A deep understanding of customer needs anchors its innovation strategy. Northern Bank & Trust views technology as a way to extend the community bank value proposition. For example, by partnering with an account aggregator to pull customers’ transaction data from multiple sources, the bank can help its customers better manage their finances.

“Historically, you as a business owner could walk into your community bank and the bank employees knew who you were, and they had sufficient insight that they could provide advice,” says Brown. “Technology allows us to deliver that same relationship, just in a different way and to a broader range of businesses.”

—Colleen Morrison

3 ››› The number of guiding principles in Somerset Trust Company’s technology vision

  1. Control its destiny
  2. Offer product differentiation
  3. Create a sense of internal pride by being first to market

Somerset Trust Company looks to fintech providers to bolster its technology portfolio, but any company it works with must share its corporate philosophy.

“Everybody talks about creating a partnership versus engaging a vendor,” notes John Gill, Somerset Trust Company’s chief operating and risk officer. “I believe we really live that.”

—Colleen Morrison

Fun for a cause

Heard on Hurd Festival

Citizens Bank of Edmond, Edmond, Okla.
Assets: $260 million

“The Heard on Hurd Festival is fun!” says Aimee Yarbrough, operations officer, Citizens Bank of Edmond. “We get to come out and host a party for our city once a month between March and October. And that’s all it really is. We would love for you to come bank with us, but you don’t need to be a customer to enjoy this event, which is what community is all about.

“We have 20 volunteer slots each month and they fill up fast. It’s funny—some people have their spot and they want it every month. It’s a well-oiled machine.

“We donate money from beer and T-shirt sales to Edmond Public Schools. Last year it came to about $10,000.”

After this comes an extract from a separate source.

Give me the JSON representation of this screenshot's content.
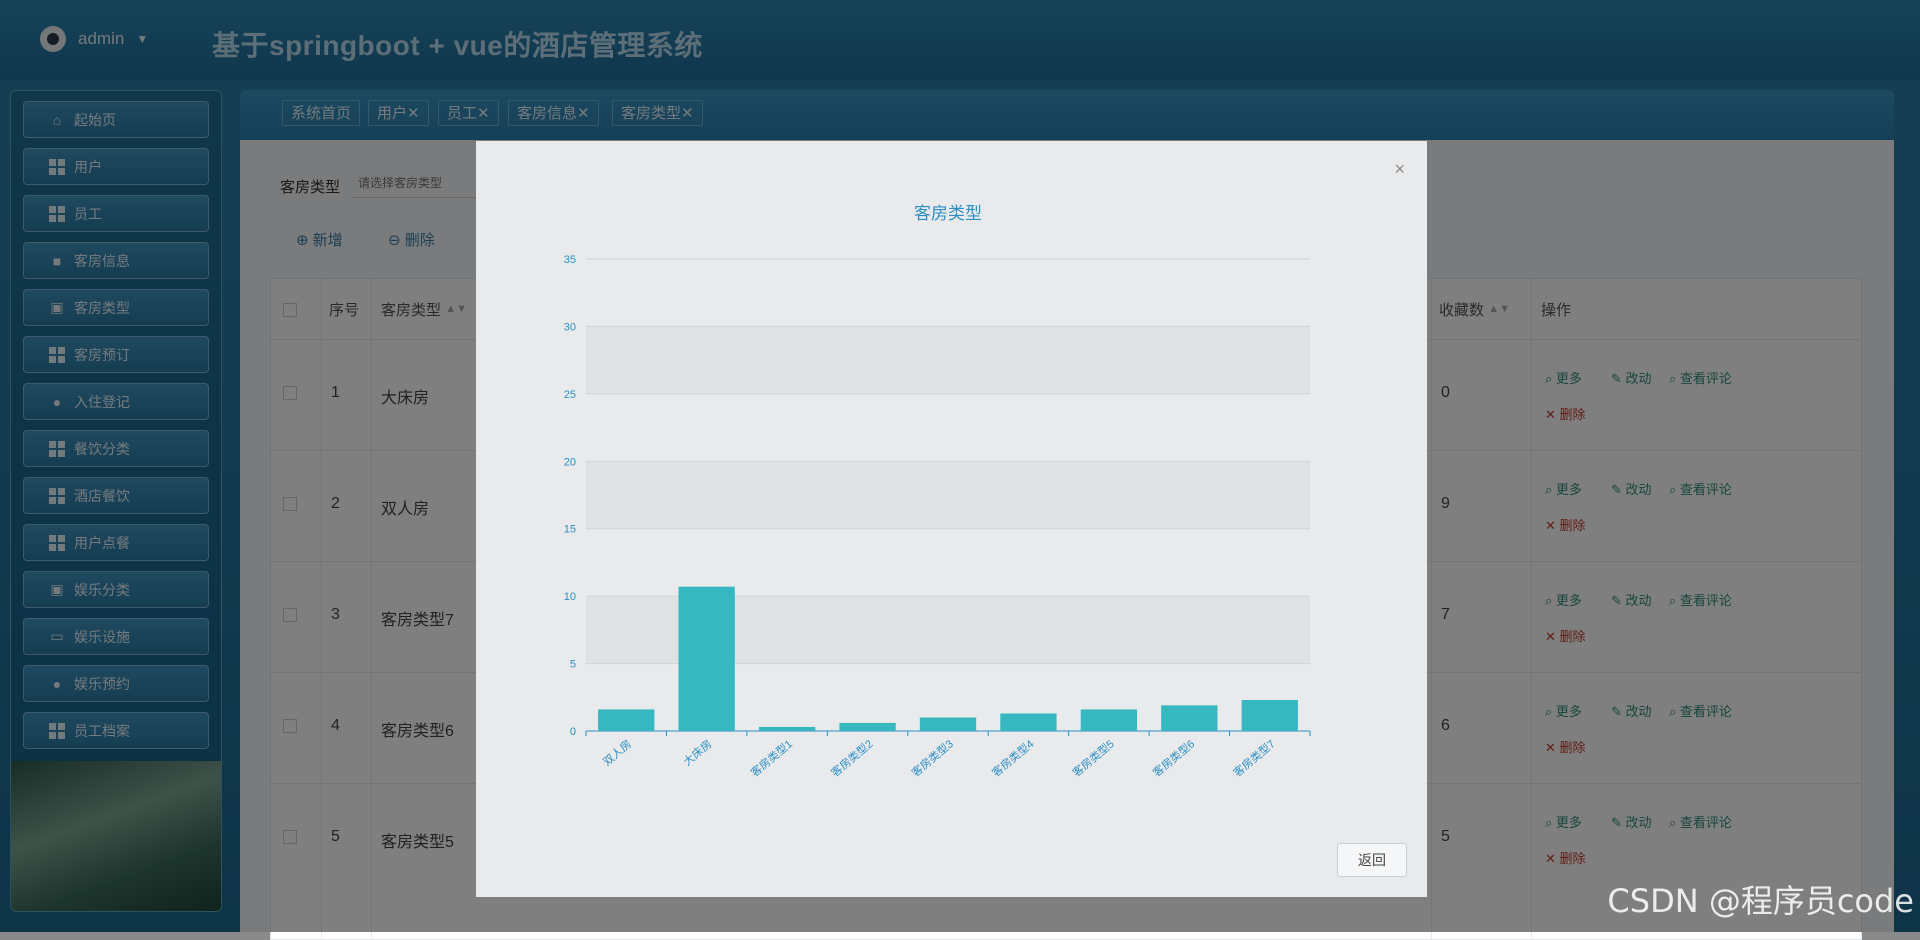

—Ed Avis

Contributing writers:
William Atkinson, Illinois; Ed Avis, Illinois; Beth Mattson-Teig, Minnesota; Colleen Morrison, Virginia; Susan Thomas Springer, Oregon